* **Work required**: The listing is to be reproduced exactly, excluding its pictures.

* **Dataset content**:
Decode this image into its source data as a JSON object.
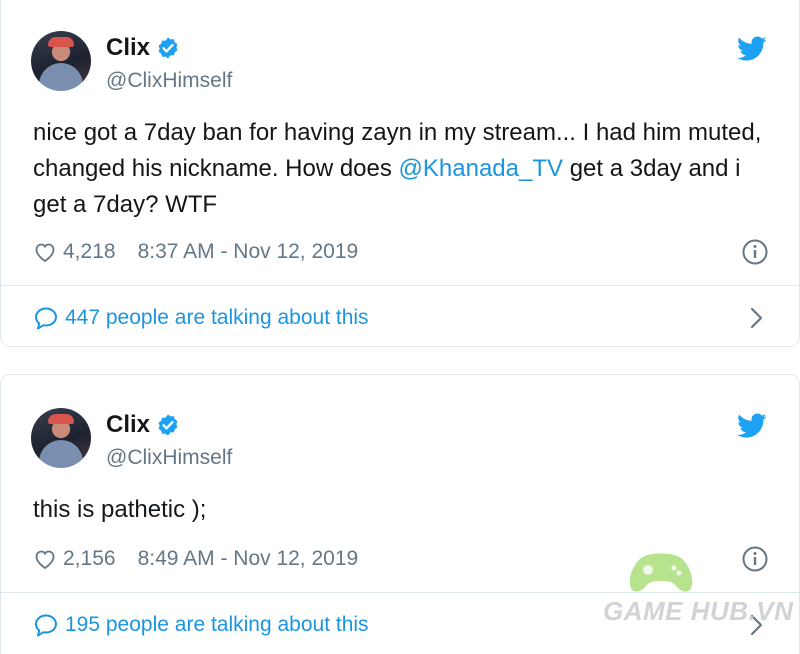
{
  "tweets": [
    {
      "display_name": "Clix",
      "handle": "@ClixHimself",
      "text_before": "nice got a 7day ban for having zayn in my stream... I had him muted, changed his nickname. How does ",
      "mention": "@Khanada_TV",
      "text_after": " get a 3day and i get a 7day? WTF",
      "likes": "4,218",
      "timestamp": "8:37 AM - Nov 12, 2019",
      "talking": "447 people are talking about this"
    },
    {
      "display_name": "Clix",
      "handle": "@ClixHimself",
      "text_before": "this is pathetic );",
      "mention": "",
      "text_after": "",
      "likes": "2,156",
      "timestamp": "8:49 AM - Nov 12, 2019",
      "talking": "195 people are talking about this"
    }
  ],
  "watermark": {
    "text": "GAME HUB.VN"
  },
  "colors": {
    "link": "#1b95e0",
    "muted": "#657786",
    "text": "#14171a",
    "border": "#e1e8ed"
  },
  "icons": [
    "verified-badge-icon",
    "twitter-bird-icon",
    "heart-icon",
    "info-icon",
    "speech-bubble-icon",
    "chevron-right-icon"
  ]
}
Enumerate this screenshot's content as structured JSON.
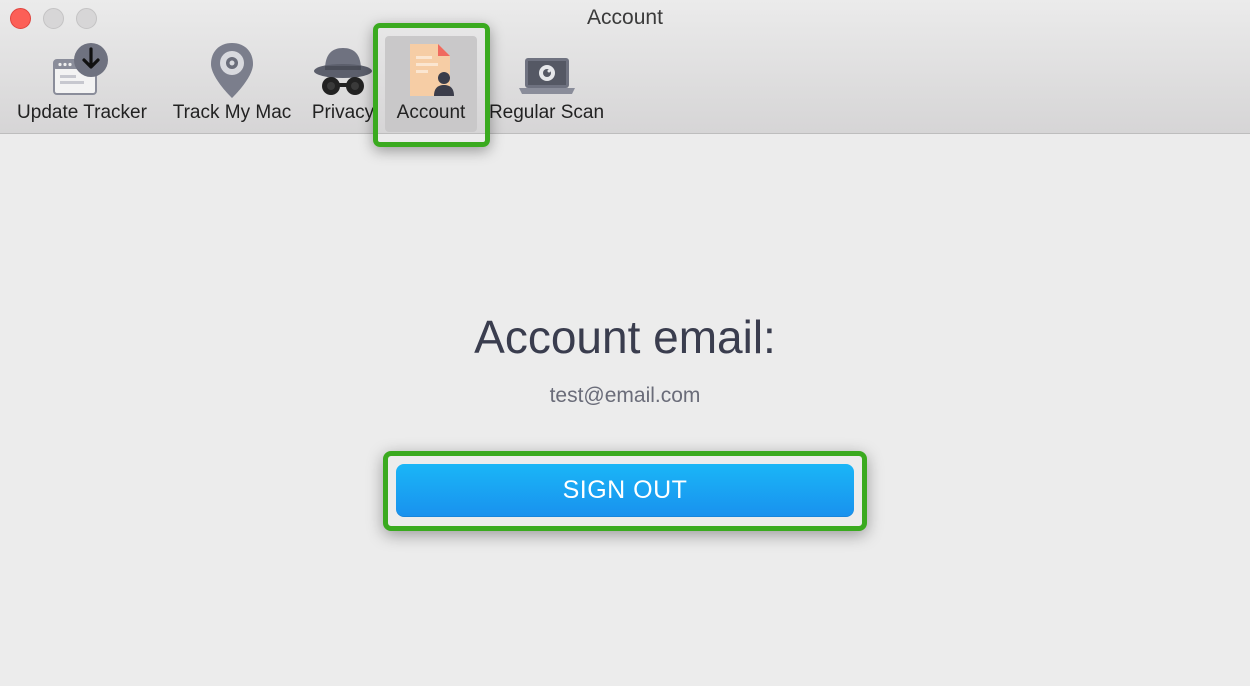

* **Answer to the exercise**:
Decode this image into its source data as a JSON object.
{
  "tweets": [
    {
      "display_name": "Clix",
      "handle": "@ClixHimself",
      "text_before": "nice got a 7day ban for having zayn in my stream... I had him muted, changed his nickname. How does ",
      "mention": "@Khanada_TV",
      "text_after": " get a 3day and i get a 7day? WTF",
      "likes": "4,218",
      "timestamp": "8:37 AM - Nov 12, 2019",
      "talking": "447 people are talking about this"
    },
    {
      "display_name": "Clix",
      "handle": "@ClixHimself",
      "text_before": "this is pathetic );",
      "mention": "",
      "text_after": "",
      "likes": "2,156",
      "timestamp": "8:49 AM - Nov 12, 2019",
      "talking": "195 people are talking about this"
    }
  ],
  "watermark": {
    "text": "GAME HUB.VN"
  },
  "colors": {
    "link": "#1b95e0",
    "muted": "#657786",
    "text": "#14171a",
    "border": "#e1e8ed"
  },
  "icons": [
    "verified-badge-icon",
    "twitter-bird-icon",
    "heart-icon",
    "info-icon",
    "speech-bubble-icon",
    "chevron-right-icon"
  ]
}
Enumerate this screenshot's content as structured JSON.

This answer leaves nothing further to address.